- 7. Decuypere S, Vanaerschot M, Rijal S, Yardley V, Maes L, et al. (2008) Gene expression profiling of Leishmania (Leishmania) donovani: overcoming technical variation and exploiting biological variation. Parasitology 135: 183–194.
- 8. Yardley V, Ortuño N, Llanos-Cuentas A, Chappuis F, De Doncker S, et al. (2006) American tegumentary leishmaniasis: Is antimonial treatment outcome related to parasite drug susceptibility? J Infect Dis 194: 1168–1175.
- 9. Fraga J, Montalvo AM, De Doncker S, Dujardin JC, Van der Auwera G (2010) Phylogeny of Leishmania species based on the heat-shock protein 70 gene. Infect Genet Evol 10: 238–245.
- 10. Garcia L, Kindt A, Bermudez H, Llanos-Cuentas A, De Doncker S, et al. (2004) Culture-independent species typing of neotropical Leishmania for clinical validation of a PCR-based assay targeting heat shock protein 70 genes. J Clin Microbiol 42: 2294–2297.
- 11. da Silva LA, de Sousa Cdos S, da Graça GC, Porrozzi R, Cupolillo E (2010) Sequence analysis and PCR-RFLP profiling of the hsp70 gene as a valuable tool for identifying Leishmania species associated with human leishmaniasis in Brazil. Infect Genet Evol 10: 77–83.
- 12. Montalvo AM, Fraga J, Monzote L, Montano I, De Doncker S, et al. (2010) Heat-shock protein 70 PCR-RFLP: a universal simple tool for Leishmania species discrimination in the New and Old World. Parasitology 137: 1159–1168.
- 13. Puentes F, Diaz D, Hoya RD, Gutíerrez JA, Lozano JM, et al. (2000) Cultivation and characterization of stable Leishmania guyanensis complex axenic amastigotes derived from infected U937 cells.
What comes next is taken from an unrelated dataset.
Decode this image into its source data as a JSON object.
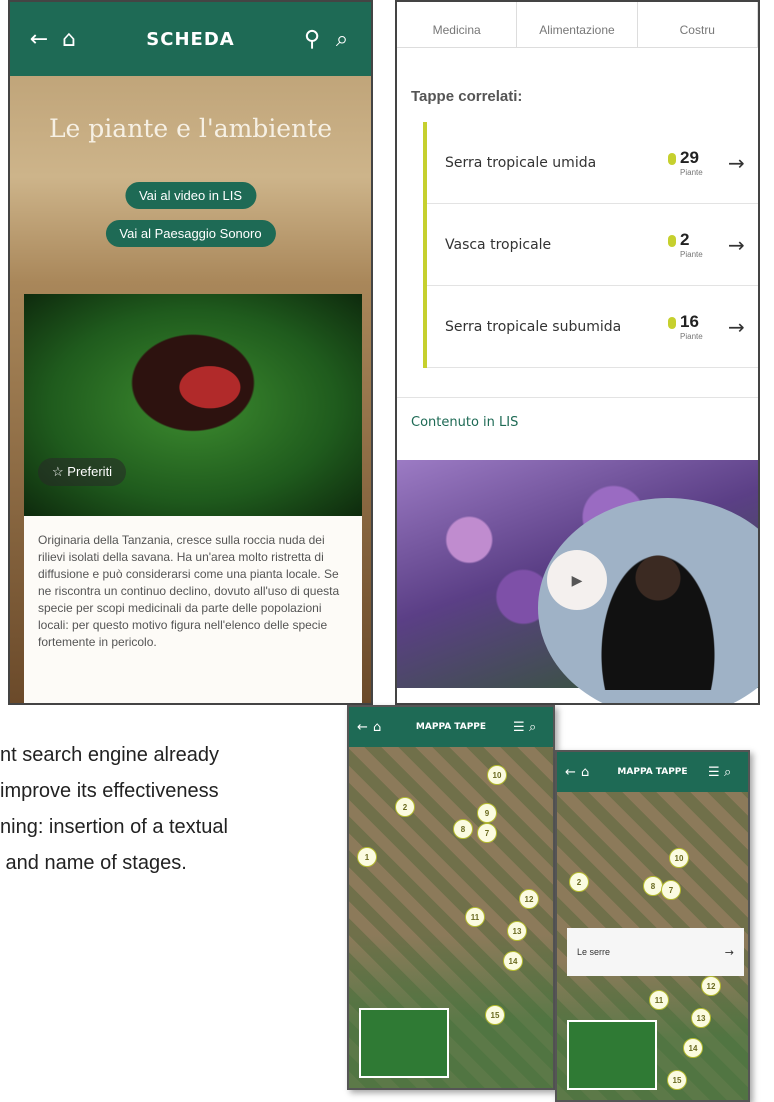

Am J Trop Med Hyg 63: 102–110.
- 14. Teixeira MC, de Jesus Santos R, Sampaio RB, Pontes-de-Carvalho L, dos-Santos WL (2002) A simple and reproducible method to obtain large numbers of axenic amastigotes of different Leishmania species. Parasitol Res 88: 963–968.
- 15. Gamboa D, Torres K, De Doncker S, Zimic M, Arevalo J, et al. (2008) Evaluation of an in vitro and in vivo model for experimental infection with Leishmania (Viannia) braziliensis and L. (V.) peruviana. Parasitology 135: 319–326.
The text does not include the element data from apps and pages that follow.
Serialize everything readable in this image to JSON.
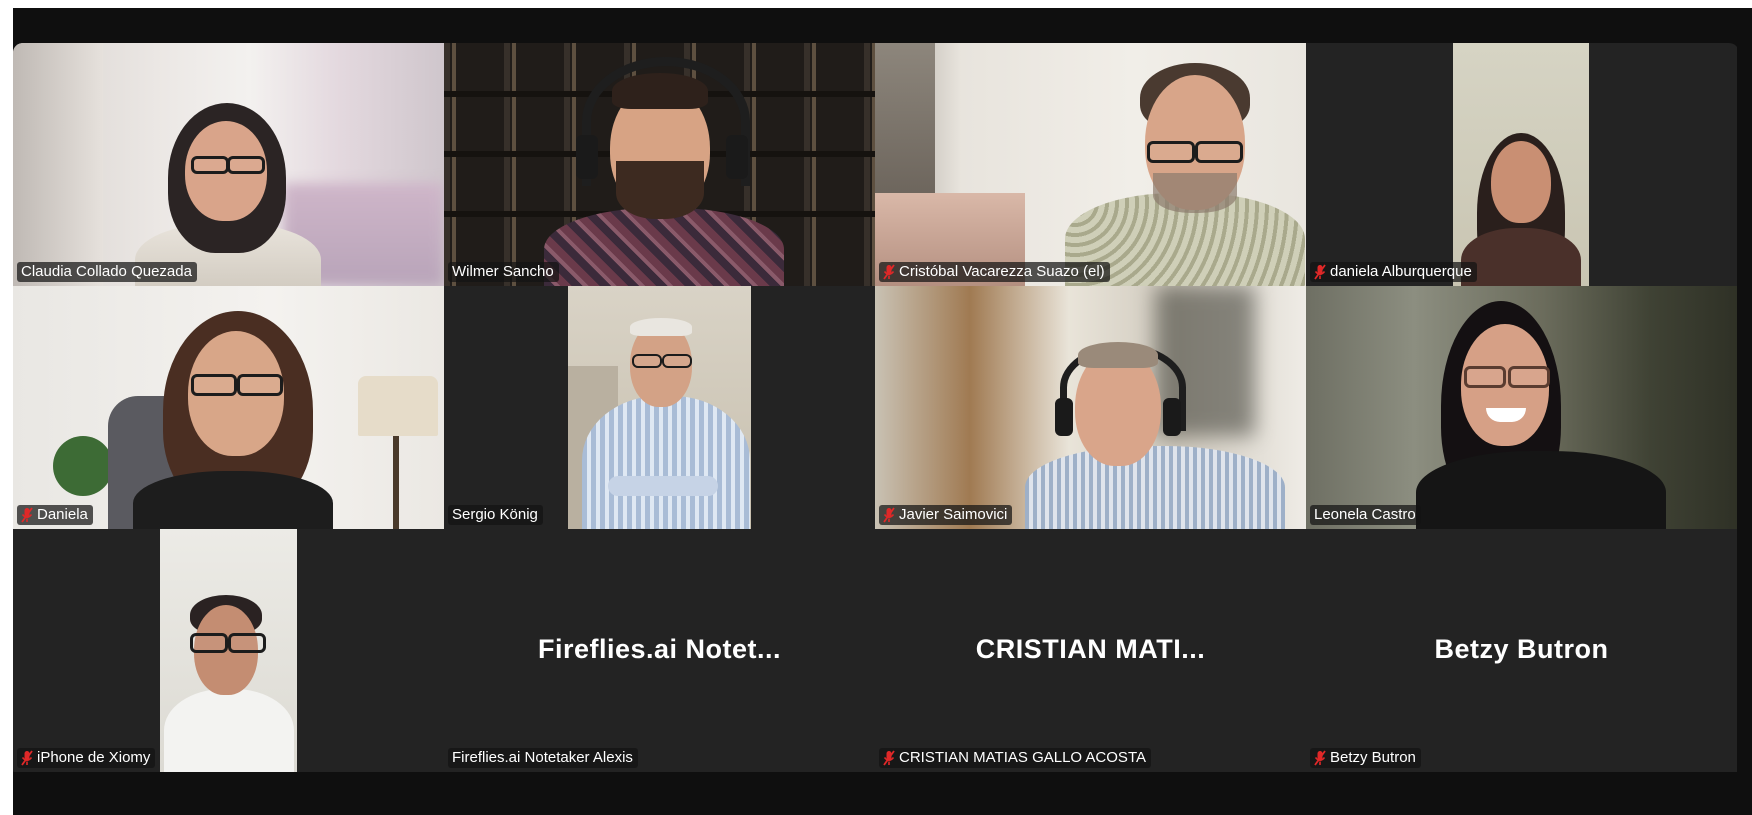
{
  "participants": [
    {
      "name": "Claudia Collado Quezada",
      "muted": false,
      "video": true
    },
    {
      "name": "Wilmer Sancho",
      "muted": false,
      "video": true,
      "active_speaker": true
    },
    {
      "name": "Cristóbal Vacarezza Suazo (el)",
      "muted": true,
      "video": true
    },
    {
      "name": "daniela Alburquerque",
      "muted": true,
      "video": true
    },
    {
      "name": "Daniela",
      "muted": true,
      "video": true
    },
    {
      "name": "Sergio König",
      "muted": false,
      "video": true
    },
    {
      "name": "Javier Saimovici",
      "muted": true,
      "video": true
    },
    {
      "name": "Leonela Castro",
      "muted": false,
      "video": true
    },
    {
      "name": "iPhone de Xiomy",
      "muted": true,
      "video": true
    },
    {
      "name": "Fireflies.ai Notetaker Alexis",
      "muted": false,
      "video": false,
      "display_name": "Fireflies.ai  Notet..."
    },
    {
      "name": "CRISTIAN MATIAS GALLO ACOSTA",
      "muted": true,
      "video": false,
      "display_name": "CRISTIAN  MATI..."
    },
    {
      "name": "Betzy Butron",
      "muted": true,
      "video": false,
      "display_name": "Betzy Butron"
    }
  ],
  "colors": {
    "window_bg": "#0f0f0f",
    "tile_bg": "#232323",
    "active_speaker_border": "#23d962",
    "muted_icon": "#e02828"
  },
  "icons": {
    "muted": "mic-muted-icon"
  }
}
- 16. Decuypere S, Rijal S, Yardley V, De Doncker S, Laurent T, et al. (2005) Gene expression analysis of the mechanism of natural Sb(V) resistance in Leishmania donovani isolates from Nepal. Antimicrob Agents Chemother 49: 4616–4621.
- 17. Vandesompele J, De Preter K, Pattyn F, Poppe B, Van Roy N, et al. (2002) Accurate normalization of real-time quantitative RT-PCR data by geometric averaging of multiple internal control genes. Genome Biol 3: RESEARCH0034.
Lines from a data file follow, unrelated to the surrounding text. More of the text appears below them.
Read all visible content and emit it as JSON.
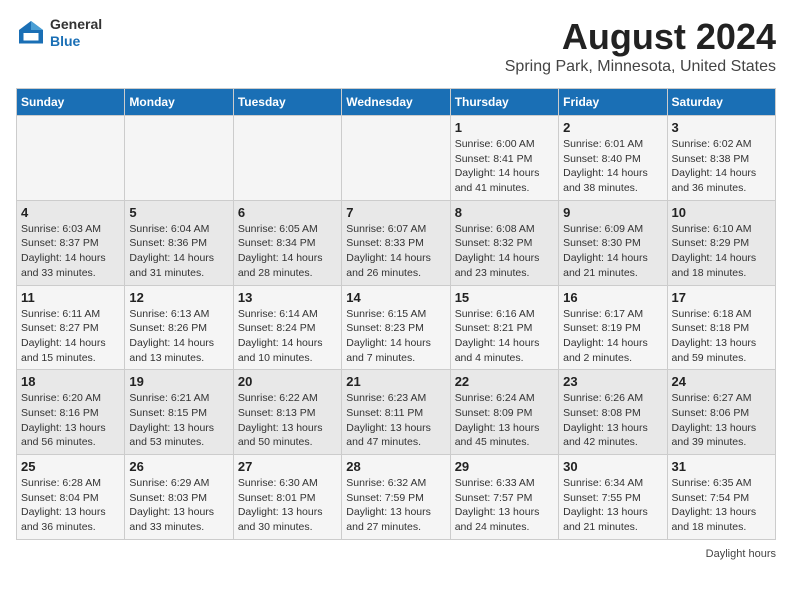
{
  "logo": {
    "line1": "General",
    "line2": "Blue"
  },
  "title": "August 2024",
  "subtitle": "Spring Park, Minnesota, United States",
  "days_of_week": [
    "Sunday",
    "Monday",
    "Tuesday",
    "Wednesday",
    "Thursday",
    "Friday",
    "Saturday"
  ],
  "footer": {
    "daylight_label": "Daylight hours"
  },
  "weeks": [
    [
      {
        "day": "",
        "info": ""
      },
      {
        "day": "",
        "info": ""
      },
      {
        "day": "",
        "info": ""
      },
      {
        "day": "",
        "info": ""
      },
      {
        "day": "1",
        "info": "Sunrise: 6:00 AM\nSunset: 8:41 PM\nDaylight: 14 hours\nand 41 minutes."
      },
      {
        "day": "2",
        "info": "Sunrise: 6:01 AM\nSunset: 8:40 PM\nDaylight: 14 hours\nand 38 minutes."
      },
      {
        "day": "3",
        "info": "Sunrise: 6:02 AM\nSunset: 8:38 PM\nDaylight: 14 hours\nand 36 minutes."
      }
    ],
    [
      {
        "day": "4",
        "info": "Sunrise: 6:03 AM\nSunset: 8:37 PM\nDaylight: 14 hours\nand 33 minutes."
      },
      {
        "day": "5",
        "info": "Sunrise: 6:04 AM\nSunset: 8:36 PM\nDaylight: 14 hours\nand 31 minutes."
      },
      {
        "day": "6",
        "info": "Sunrise: 6:05 AM\nSunset: 8:34 PM\nDaylight: 14 hours\nand 28 minutes."
      },
      {
        "day": "7",
        "info": "Sunrise: 6:07 AM\nSunset: 8:33 PM\nDaylight: 14 hours\nand 26 minutes."
      },
      {
        "day": "8",
        "info": "Sunrise: 6:08 AM\nSunset: 8:32 PM\nDaylight: 14 hours\nand 23 minutes."
      },
      {
        "day": "9",
        "info": "Sunrise: 6:09 AM\nSunset: 8:30 PM\nDaylight: 14 hours\nand 21 minutes."
      },
      {
        "day": "10",
        "info": "Sunrise: 6:10 AM\nSunset: 8:29 PM\nDaylight: 14 hours\nand 18 minutes."
      }
    ],
    [
      {
        "day": "11",
        "info": "Sunrise: 6:11 AM\nSunset: 8:27 PM\nDaylight: 14 hours\nand 15 minutes."
      },
      {
        "day": "12",
        "info": "Sunrise: 6:13 AM\nSunset: 8:26 PM\nDaylight: 14 hours\nand 13 minutes."
      },
      {
        "day": "13",
        "info": "Sunrise: 6:14 AM\nSunset: 8:24 PM\nDaylight: 14 hours\nand 10 minutes."
      },
      {
        "day": "14",
        "info": "Sunrise: 6:15 AM\nSunset: 8:23 PM\nDaylight: 14 hours\nand 7 minutes."
      },
      {
        "day": "15",
        "info": "Sunrise: 6:16 AM\nSunset: 8:21 PM\nDaylight: 14 hours\nand 4 minutes."
      },
      {
        "day": "16",
        "info": "Sunrise: 6:17 AM\nSunset: 8:19 PM\nDaylight: 14 hours\nand 2 minutes."
      },
      {
        "day": "17",
        "info": "Sunrise: 6:18 AM\nSunset: 8:18 PM\nDaylight: 13 hours\nand 59 minutes."
      }
    ],
    [
      {
        "day": "18",
        "info": "Sunrise: 6:20 AM\nSunset: 8:16 PM\nDaylight: 13 hours\nand 56 minutes."
      },
      {
        "day": "19",
        "info": "Sunrise: 6:21 AM\nSunset: 8:15 PM\nDaylight: 13 hours\nand 53 minutes."
      },
      {
        "day": "20",
        "info": "Sunrise: 6:22 AM\nSunset: 8:13 PM\nDaylight: 13 hours\nand 50 minutes."
      },
      {
        "day": "21",
        "info": "Sunrise: 6:23 AM\nSunset: 8:11 PM\nDaylight: 13 hours\nand 47 minutes."
      },
      {
        "day": "22",
        "info": "Sunrise: 6:24 AM\nSunset: 8:09 PM\nDaylight: 13 hours\nand 45 minutes."
      },
      {
        "day": "23",
        "info": "Sunrise: 6:26 AM\nSunset: 8:08 PM\nDaylight: 13 hours\nand 42 minutes."
      },
      {
        "day": "24",
        "info": "Sunrise: 6:27 AM\nSunset: 8:06 PM\nDaylight: 13 hours\nand 39 minutes."
      }
    ],
    [
      {
        "day": "25",
        "info": "Sunrise: 6:28 AM\nSunset: 8:04 PM\nDaylight: 13 hours\nand 36 minutes."
      },
      {
        "day": "26",
        "info": "Sunrise: 6:29 AM\nSunset: 8:03 PM\nDaylight: 13 hours\nand 33 minutes."
      },
      {
        "day": "27",
        "info": "Sunrise: 6:30 AM\nSunset: 8:01 PM\nDaylight: 13 hours\nand 30 minutes."
      },
      {
        "day": "28",
        "info": "Sunrise: 6:32 AM\nSunset: 7:59 PM\nDaylight: 13 hours\nand 27 minutes."
      },
      {
        "day": "29",
        "info": "Sunrise: 6:33 AM\nSunset: 7:57 PM\nDaylight: 13 hours\nand 24 minutes."
      },
      {
        "day": "30",
        "info": "Sunrise: 6:34 AM\nSunset: 7:55 PM\nDaylight: 13 hours\nand 21 minutes."
      },
      {
        "day": "31",
        "info": "Sunrise: 6:35 AM\nSunset: 7:54 PM\nDaylight: 13 hours\nand 18 minutes."
      }
    ]
  ]
}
- 18. Hellemans J, Mortier G, De Paepe A, Speleman F, Vandesompele J (2007) qBase relative quantification framework and software for management and automated analysis of real-time quantitative PCR data. Genome Biol 8: R19.
- 19. McCarthy DJ, Smyth GK (2009) Testing significance relative to a fold-change threshold is a TREAT. Bioinformatics 25: 765–771.
- 20. Holzer TR, McMaster WR, Forney JD (2006) Expression profiling by whole-genome interspecies microarray hybridization reveals differential gene expression in procyclic promastigotes, lesion-derived amastigotes, and axenic amastigotes in Leishmania mexicana. Mol Biochem Parasitol 146: 198–218.
- 21. Rochette A, Raymond F, Corbeil J, Ouellette M, Papadopoulou B (2009) Whole-genome comparative RNA expression profiling of axenic and intracellular amastigote forms of Leishmania infantum. Mol Biochem Parasitol 165: 32–47.
- 22. Ashutosh , Sundar S, Goyal N (2007) Molecular mechanisms of antimony resistance in Leishmania. J Med Microbiol 56: 143–153.
- 23. Rochette A, Raymond F, Ubeda JM, Smith M, Messier N, et al. (2008) Genome-wide gene expression profiling analysis of Leishmania major and Leishmania infantum developmental stages reveals substantial differences between the two species. BMC Genomics 9: 255.
- 24. t'Kindt R, Scheltema RA, Jankevics A, Brunker K, Rijal S, et al. (2010) Metabolomics to unveil and understand phenotypic diversity between pathogen populations. PLoS Negl Trop Dis 4: e904. doi:10.1371/journal.pntd.0000904.